Sep 16, 2020

Can Life Outlive Its Host Star? NASA’s Webb Telescope Will Find Out

Posted by in category: alien life

With today’s news of the first-ever detection of an intact planet closely orbiting a stellar white dwarf, a team led by two Cornell University astronomers has also shown that NASA’s forthcoming James Webb Space Telescope (JWST) would be capable of detecting biosignatures from earth-sized planets orbiting such dying stars.

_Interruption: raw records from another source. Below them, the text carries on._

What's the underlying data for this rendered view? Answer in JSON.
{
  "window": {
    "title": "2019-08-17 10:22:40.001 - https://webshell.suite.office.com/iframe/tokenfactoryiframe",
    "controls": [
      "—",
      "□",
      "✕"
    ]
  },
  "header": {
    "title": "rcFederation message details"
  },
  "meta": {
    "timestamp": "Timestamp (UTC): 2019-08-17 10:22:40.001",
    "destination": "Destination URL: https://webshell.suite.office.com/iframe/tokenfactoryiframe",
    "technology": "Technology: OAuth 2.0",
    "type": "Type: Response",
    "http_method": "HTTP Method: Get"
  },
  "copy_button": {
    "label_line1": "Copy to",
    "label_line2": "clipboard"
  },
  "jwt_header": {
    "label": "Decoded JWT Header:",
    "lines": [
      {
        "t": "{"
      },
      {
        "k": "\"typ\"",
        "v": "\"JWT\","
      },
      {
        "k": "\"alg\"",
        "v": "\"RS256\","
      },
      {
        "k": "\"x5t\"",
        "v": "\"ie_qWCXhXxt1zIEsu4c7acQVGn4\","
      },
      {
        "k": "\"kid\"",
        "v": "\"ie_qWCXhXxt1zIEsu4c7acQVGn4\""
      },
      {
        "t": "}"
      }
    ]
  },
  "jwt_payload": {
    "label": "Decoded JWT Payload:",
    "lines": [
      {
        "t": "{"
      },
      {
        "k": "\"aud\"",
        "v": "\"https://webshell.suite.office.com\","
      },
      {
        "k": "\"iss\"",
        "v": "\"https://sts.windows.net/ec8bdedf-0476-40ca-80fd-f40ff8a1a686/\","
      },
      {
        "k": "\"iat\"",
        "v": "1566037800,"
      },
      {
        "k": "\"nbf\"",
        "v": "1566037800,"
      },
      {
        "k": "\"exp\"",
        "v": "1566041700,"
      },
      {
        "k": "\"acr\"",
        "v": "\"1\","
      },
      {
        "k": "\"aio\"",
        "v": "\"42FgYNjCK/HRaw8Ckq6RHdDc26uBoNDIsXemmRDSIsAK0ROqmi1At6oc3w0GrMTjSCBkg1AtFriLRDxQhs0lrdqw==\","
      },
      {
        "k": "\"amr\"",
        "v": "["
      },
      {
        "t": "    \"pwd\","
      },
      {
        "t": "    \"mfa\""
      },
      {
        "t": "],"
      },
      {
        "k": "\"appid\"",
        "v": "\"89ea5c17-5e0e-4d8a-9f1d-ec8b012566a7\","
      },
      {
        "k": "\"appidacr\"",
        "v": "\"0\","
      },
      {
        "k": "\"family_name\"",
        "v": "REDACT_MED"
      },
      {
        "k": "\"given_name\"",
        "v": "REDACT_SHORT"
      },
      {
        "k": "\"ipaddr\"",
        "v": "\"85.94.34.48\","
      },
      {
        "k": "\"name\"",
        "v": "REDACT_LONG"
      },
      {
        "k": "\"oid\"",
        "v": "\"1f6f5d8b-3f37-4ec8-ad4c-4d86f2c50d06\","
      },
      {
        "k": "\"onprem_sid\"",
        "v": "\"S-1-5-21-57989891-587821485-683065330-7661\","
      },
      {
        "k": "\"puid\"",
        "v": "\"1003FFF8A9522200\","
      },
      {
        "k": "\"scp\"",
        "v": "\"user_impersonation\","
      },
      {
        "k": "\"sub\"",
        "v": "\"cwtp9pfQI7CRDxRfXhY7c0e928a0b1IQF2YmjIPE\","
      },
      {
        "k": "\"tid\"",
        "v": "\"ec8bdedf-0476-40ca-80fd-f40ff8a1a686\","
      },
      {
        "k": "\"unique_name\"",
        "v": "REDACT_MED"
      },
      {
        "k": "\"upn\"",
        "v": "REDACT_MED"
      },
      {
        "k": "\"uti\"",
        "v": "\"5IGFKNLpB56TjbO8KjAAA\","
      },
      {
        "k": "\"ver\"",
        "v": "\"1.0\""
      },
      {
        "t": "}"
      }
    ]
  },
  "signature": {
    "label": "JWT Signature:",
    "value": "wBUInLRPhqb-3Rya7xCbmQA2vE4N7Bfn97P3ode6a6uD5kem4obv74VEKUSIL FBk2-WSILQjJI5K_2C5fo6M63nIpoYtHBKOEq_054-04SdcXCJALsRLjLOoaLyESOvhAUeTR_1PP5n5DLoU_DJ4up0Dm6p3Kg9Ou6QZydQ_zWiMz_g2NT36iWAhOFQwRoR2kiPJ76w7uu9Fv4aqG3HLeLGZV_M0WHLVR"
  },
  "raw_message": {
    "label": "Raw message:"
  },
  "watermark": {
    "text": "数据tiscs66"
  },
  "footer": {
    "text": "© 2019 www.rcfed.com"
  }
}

As reported in the journal Nature, the white dwarf in question —- WD 1856+534 —- is now thought to harbor a Jupiter-size object orbiting this dying stellar core on an insanely short orbit of only 34 hours. But even before today’s announcement, Cornell astronomers were testing their idea that the Webb telescope might also be able to detect earth-sized objects within the same system.

In separate research submitted to The Astrophysical Journal Letters, Cornell University astronomers Lisa Kaltenegger and Ryan MacDonald and the paper’s 1st co-authors, lay out their case for using the Webb telescope to look for very short transits of such rocky worlds as they pass in front of the these white dwarfs. They used WD 1856+534, which is only 40 percent larger than Earth and lies only 80 lights years away in the constellation of Draco, as their test case.

Comments are closed.